Some children, like some adults, have chronic, unexplainable pain. They have backaches every day or their legs and feet hurt every day or their necks throb constantly - and no one is sure why. Doctors call this pain idiopathic, a medical term for "we have no clue." Idiopathic pain arises spontaneously and without a known cause.
How best to treat idiopathic pain is one of medicine's great mysteries. You can anesthetize patients with painkillers, but that's not a great long-term solution, since patients become habituated (and in some cases addicted) to pain meds. In children, the situation is even more dire, since they may face decades of swallowing drugs. (See nine kid foods to avoid.)
That's why a study just published in the journal Pain is so encouraging. According to the study, clinicians who used a particular form of behavior therapy called acceptance and commitment therapy (ACT) with a group of 16 chronic-pain patients ages 10 to 18 saw remarkable results: after just 10 weeks of ACT sessions, during which patients were taught strategies for accepting chronic pain so they could pursue important goals, those kids suffered less intensely and functioned significantly better day to day than did a control group of 16 chronic-pain kids who had been treated the way kids with persistent aches are normally treated - with drugs and standard talk therapy.
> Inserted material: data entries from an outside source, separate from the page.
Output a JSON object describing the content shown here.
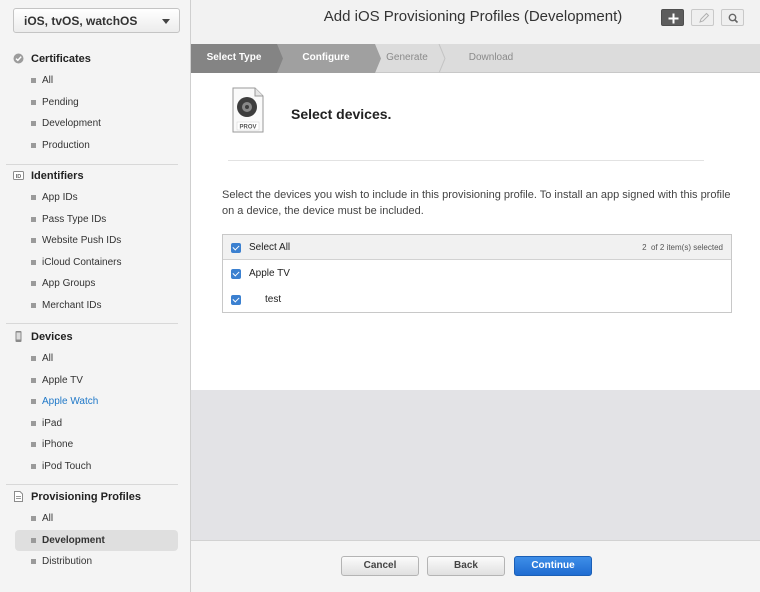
{
  "sidebar": {
    "platform": "iOS, tvOS, watchOS",
    "sections": {
      "certificates": {
        "title": "Certificates",
        "items": [
          "All",
          "Pending",
          "Development",
          "Production"
        ]
      },
      "identifiers": {
        "title": "Identifiers",
        "items": [
          "App IDs",
          "Pass Type IDs",
          "Website Push IDs",
          "iCloud Containers",
          "App Groups",
          "Merchant IDs"
        ]
      },
      "devices": {
        "title": "Devices",
        "items": [
          "All",
          "Apple TV",
          "Apple Watch",
          "iPad",
          "iPhone",
          "iPod Touch"
        ]
      },
      "profiles": {
        "title": "Provisioning Profiles",
        "items": [
          "All",
          "Development",
          "Distribution"
        ]
      }
    },
    "selected": "Development",
    "link_item": "Apple Watch",
    "icons": {
      "certificates": "certificate-icon",
      "identifiers": "id-badge-icon",
      "devices": "phone-icon",
      "profiles": "profile-icon"
    }
  },
  "header": {
    "title": "Add iOS Provisioning Profiles (Development)",
    "buttons": [
      "add-icon",
      "edit-icon",
      "search-icon"
    ]
  },
  "steps": [
    "Select Type",
    "Configure",
    "Generate",
    "Download"
  ],
  "content": {
    "icon_label": "PROV",
    "title": "Select devices.",
    "description": "Select the devices you wish to include in this provisioning profile. To install an app signed with this profile on a device, the device must be included.",
    "select_all": "Select All",
    "count_text": "2  of 2 item(s) selected",
    "rows": [
      {
        "label": "Apple TV",
        "checked": true
      },
      {
        "label": "test",
        "checked": true
      }
    ]
  },
  "footer": {
    "cancel": "Cancel",
    "back": "Back",
    "continue": "Continue"
  },
  "colors": {
    "accent": "#3b80d0",
    "link": "#1f78c8",
    "primary_button": "#2a7ae0"
  }
}
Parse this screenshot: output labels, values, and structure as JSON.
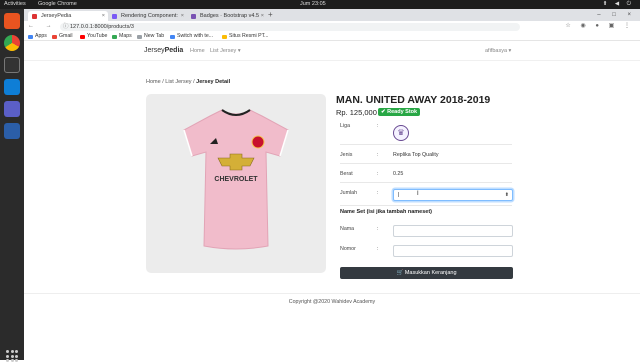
{
  "os": {
    "activities": "Activities",
    "app_name": "Google Chrome",
    "clock": "Jum 23:05"
  },
  "browser": {
    "tabs": [
      {
        "label": "JerseyPedia",
        "favicon_color": "#dd3333"
      },
      {
        "label": "Rendering Component:",
        "favicon_color": "#7a5af5"
      },
      {
        "label": "Badges · Bootstrap v4.5",
        "favicon_color": "#7952b3"
      }
    ],
    "url": "127.0.0.1:8000/products/3",
    "bookmarks": [
      {
        "label": "Apps",
        "color": "#4285f4"
      },
      {
        "label": "Gmail",
        "color": "#ea4335"
      },
      {
        "label": "YouTube",
        "color": "#ff0000"
      },
      {
        "label": "Maps",
        "color": "#34a853"
      },
      {
        "label": "New Tab",
        "color": "#9aa0a6"
      },
      {
        "label": "Switch with te...",
        "color": "#4285f4"
      },
      {
        "label": "Situs Resmi PT...",
        "color": "#fbbc05"
      }
    ]
  },
  "navbar": {
    "brand_prefix": "Jersey",
    "brand_bold": "Pedia",
    "home": "Home",
    "list_jersey": "List Jersey ▾",
    "user": "afifbasya ▾"
  },
  "breadcrumb": {
    "home": "Home",
    "sep1": "/",
    "list": "List Jersey",
    "sep2": "/",
    "current": "Jersey Detail"
  },
  "product": {
    "title": "MAN. UNITED AWAY 2018-2019",
    "price": "Rp. 125,000",
    "stock_badge": "✔ Ready Stok",
    "sponsor": "CHEVROLET",
    "shirt_color": "#f1bccb",
    "rows": [
      {
        "label": "Liga",
        "colon": ":",
        "value": ""
      },
      {
        "label": "Jenis",
        "colon": ":",
        "value": "Replika Top Quality"
      },
      {
        "label": "Berat",
        "colon": ":",
        "value": "0.25"
      },
      {
        "label": "Jumlah",
        "colon": ":",
        "value": ""
      }
    ],
    "quantity_value": "|",
    "nameset_title": "Name Set (isi jika tambah nameset)",
    "nama_label": "Nama",
    "nama_colon": ":",
    "nomor_label": "Nomor",
    "nomor_colon": ":",
    "cart_button": "🛒 Masukkan Keranjang"
  },
  "footer": {
    "copyright": "Copyright @2020 Wahidev Academy"
  }
}
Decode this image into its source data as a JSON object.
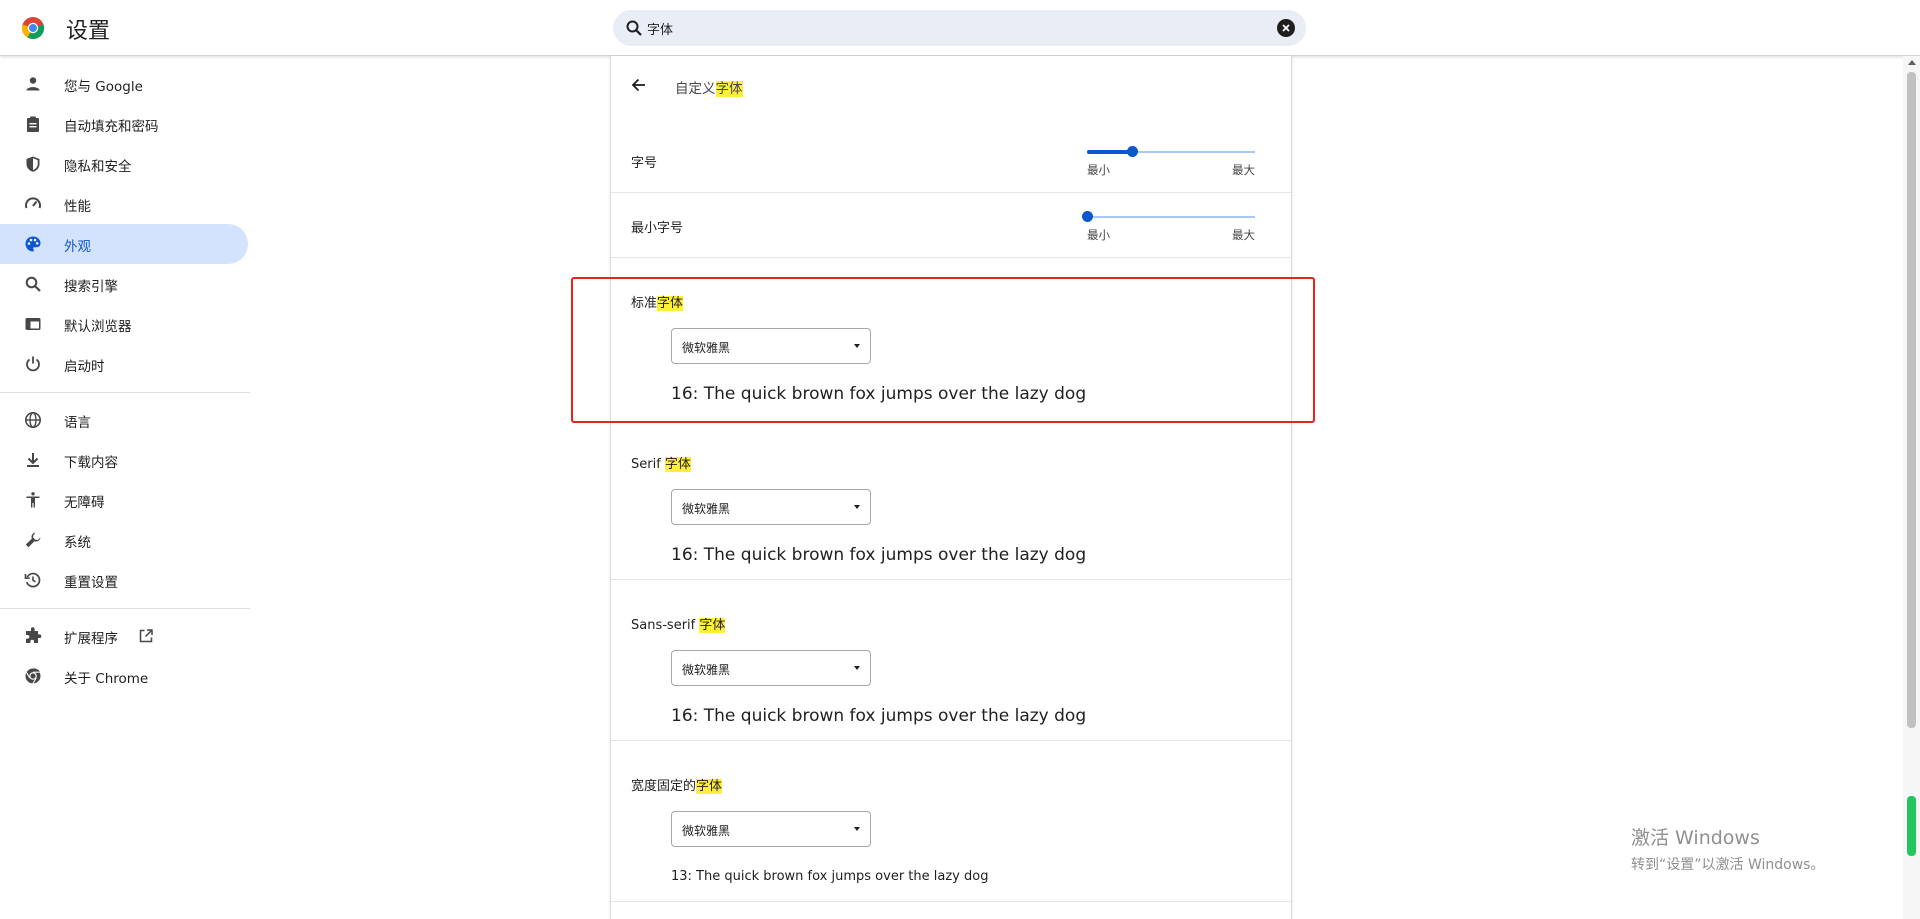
{
  "header": {
    "title": "设置",
    "search": {
      "value": "字体",
      "placeholder": ""
    }
  },
  "sidebar": {
    "items": [
      {
        "label": "您与 Google",
        "icon": "person-icon"
      },
      {
        "label": "自动填充和密码",
        "icon": "clipboard-icon"
      },
      {
        "label": "隐私和安全",
        "icon": "shield-icon"
      },
      {
        "label": "性能",
        "icon": "gauge-icon"
      },
      {
        "label": "外观",
        "icon": "palette-icon",
        "active": true
      },
      {
        "label": "搜索引擎",
        "icon": "search-icon"
      },
      {
        "label": "默认浏览器",
        "icon": "browser-icon"
      },
      {
        "label": "启动时",
        "icon": "power-icon"
      },
      {
        "label": "语言",
        "icon": "globe-icon"
      },
      {
        "label": "下载内容",
        "icon": "download-icon"
      },
      {
        "label": "无障碍",
        "icon": "accessibility-icon"
      },
      {
        "label": "系统",
        "icon": "wrench-icon"
      },
      {
        "label": "重置设置",
        "icon": "reset-icon"
      },
      {
        "label": "扩展程序",
        "icon": "puzzle-icon"
      },
      {
        "label": "关于 Chrome",
        "icon": "chrome-icon"
      }
    ]
  },
  "page": {
    "subtitle_prefix": "自定义",
    "subtitle_hl": "字体",
    "font_size": {
      "label": "字号",
      "min": "最小",
      "max": "最大",
      "value": 0.27
    },
    "min_font_size": {
      "label": "最小字号",
      "min": "最小",
      "max": "最大",
      "value": 0.0
    },
    "standard": {
      "prefix": "标准",
      "hl": "字体",
      "value": "微软雅黑",
      "sample": "16: The quick brown fox jumps over the lazy dog"
    },
    "serif": {
      "prefix": "Serif ",
      "hl": "字体",
      "value": "微软雅黑",
      "sample": "16: The quick brown fox jumps over the lazy dog"
    },
    "sans": {
      "prefix": "Sans-serif ",
      "hl": "字体",
      "value": "微软雅黑",
      "sample": "16: The quick brown fox jumps over the lazy dog"
    },
    "fixed": {
      "prefix": "宽度固定的",
      "hl": "字体",
      "value": "微软雅黑",
      "sample": "13: The quick brown fox jumps over the lazy dog"
    }
  },
  "watermark": {
    "line1": "激活 Windows",
    "line2": "转到“设置”以激活 Windows。"
  },
  "colors": {
    "accent": "#0b57d0",
    "active_bg": "#d3e3fd",
    "highlight": "#ffef3a",
    "annotation": "#e8231a"
  }
}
Both groups improved, but the children in the ACT group, who got no drugs, improved more than those who took pills.